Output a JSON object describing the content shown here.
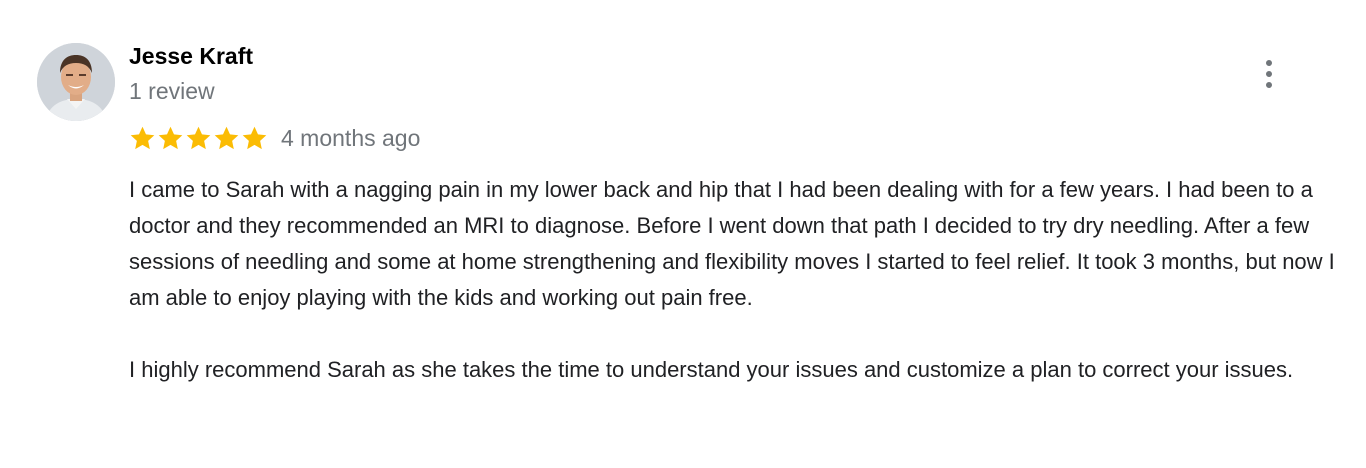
{
  "review": {
    "author": "Jesse Kraft",
    "review_count": "1 review",
    "rating": 5,
    "max_rating": 5,
    "date": "4 months ago",
    "star_color": "#fbbc04",
    "more_icon": "more-vert-icon",
    "paragraphs": [
      "I came to Sarah with a nagging pain in my lower back and hip that I had been dealing with for a few years. I had been to a doctor and they recommended an MRI to diagnose. Before I went down that path I decided to try dry needling. After a few sessions of needling and some at home strengthening and flexibility moves I started to feel relief. It took 3 months, but now I am able to enjoy playing with the kids and working out pain free.",
      "I highly recommend Sarah as she takes the time to understand your issues and customize a plan to correct your issues."
    ]
  }
}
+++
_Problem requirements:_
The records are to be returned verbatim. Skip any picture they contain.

_Solution to the problem:_
Output a JSON object describing the content shown here.
{
  "review": {
    "author": "Jesse Kraft",
    "review_count": "1 review",
    "rating": 5,
    "max_rating": 5,
    "date": "4 months ago",
    "star_color": "#fbbc04",
    "more_icon": "more-vert-icon",
    "paragraphs": [
      "I came to Sarah with a nagging pain in my lower back and hip that I had been dealing with for a few years. I had been to a doctor and they recommended an MRI to diagnose. Before I went down that path I decided to try dry needling. After a few sessions of needling and some at home strengthening and flexibility moves I started to feel relief. It took 3 months, but now I am able to enjoy playing with the kids and working out pain free.",
      "I highly recommend Sarah as she takes the time to understand your issues and customize a plan to correct your issues."
    ]
  }
}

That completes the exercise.